Adipose tissue with its globular texture is one of the best barriers against cerebrospinal fluid leakage. Strips of adipose tissue are placed across the dural opening to seal the dural defect. Before placement of the adipose grafts, all exposed air cells are meticulously waxed.
Alternatively, a vascularized tissue/temporalis flap prepared during the exposure may be rotated to fill the defect in the dura. This method is used for cases involving repeat operations or for patients who have a prior history of radiation treatment. The periosteal flap is draped over the drilled petrous surface. The bone flap is replaced and secured using miniplates, and the rest of closure is conducted in standard fashion. For more details, refer to the Anterior Petrosectomy chapter.
The lumbar drain is used to drain 8 cc per hour of cerebrospinal fluid for 48 hours after surgery.
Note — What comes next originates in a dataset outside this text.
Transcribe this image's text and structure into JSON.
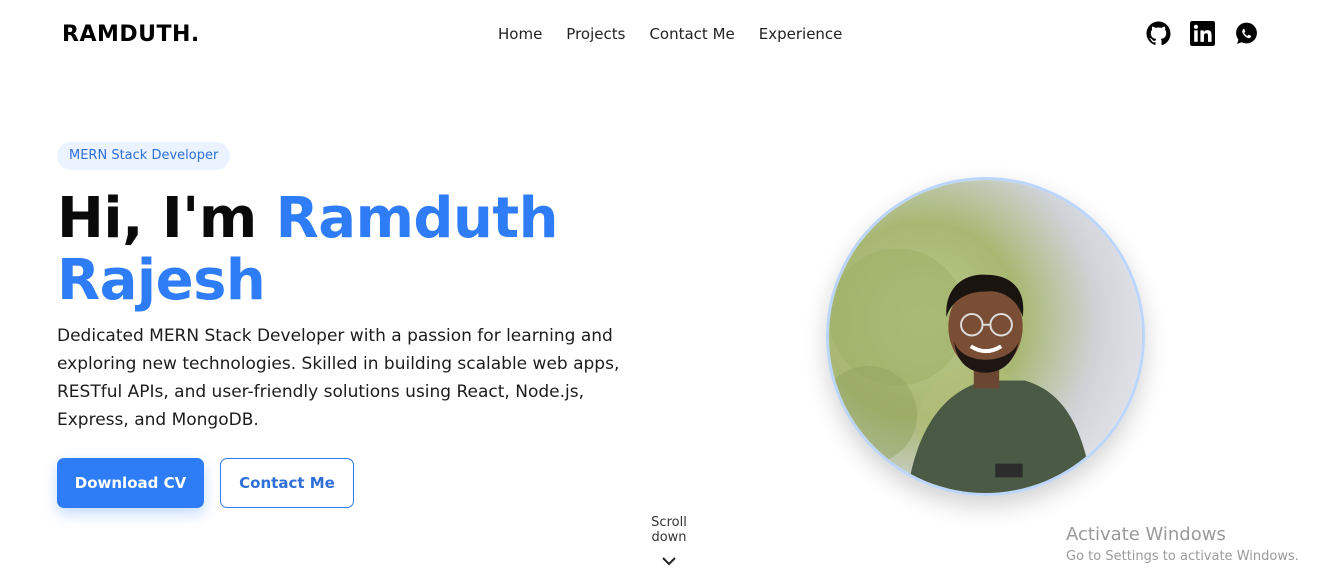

Patients are mobilized as soon as possible.
Pearls and Pitfalls
- Petroclival meningiomas are notoriously challenging tumors, and their intrinsic features (density, viscosity, and tenacious adherence to surrounding structures) may render complete resection prohibitively dangerous independent of the surgeon’s skill level.
- The important factors facilitating resection of these tumors relate to 1) intact arachnoid planes separating the tumor capsule from neurovascular structures, 2) texture/consistency of the tumor, and 3) adherence of the tumor to the basilar artery and its perforators.
For additional illustrations of the middle fossa-transpetrous apex approach to the anterosuperior cerebellopontine angle, please refer to the Jackler Atlas by clicking on the image below:
Al-Mefty O. Meningiomas. New York: Raven Press, 1991.
Al-Mefty O. Operative Atlas of Meningiomas. Philadelphia: Lippincott-Raven, 1998.
Cho C, Al-Mefty O. Combined petrosal approach to petroclival meningiomas. Neurosurgery. 2002;51:708-718.
Coppens J. Couldwell W. Clival and petroclival meningiomas, in DeMonte F, McDermott M, Al-Mefty O (eds): Al-Mefty’s Meningiomas, 2nd ed. New York: Thieme Medical Publishers, 2011, 270-282.
Liu J. Couldwell W. Petrosal approach for resection of petroclival meningiomas, in Badie B (ed): Neurosurgical Operative Atlas: Neuro-Oncology, 2nd ed. Rolling Meadows, IL: Thieme Medical Publishers and the American Association of Neurological Surgeons, 2007, 170-179.
Rhoton A Jr. The cavernous sinus, the cavernous venous plexus, and the carotid collar. Neurosurgery. 2002:51(4 Suppl);S1-375-410..
Starke R, Kano H, Ding D, et al. Stereotactic radiosurgery of petroclival meningiomas: a multicenter study. J Neurooncol 2014;119:169-176.
Tew JM, van Loveren HR, Keller JT. Atlas of Operative Microneurosurgery. Philadelphia: Saunders, 1994-2001.
Xu F, Karampelas I, Megerian CA, Selman WR, Bambakidis NC. Petroclival meningiomas: an update on surgical approaches, decision-making, and treatment results. Neurosurg Focus. 2013:35: E11.
Please login to post a comment.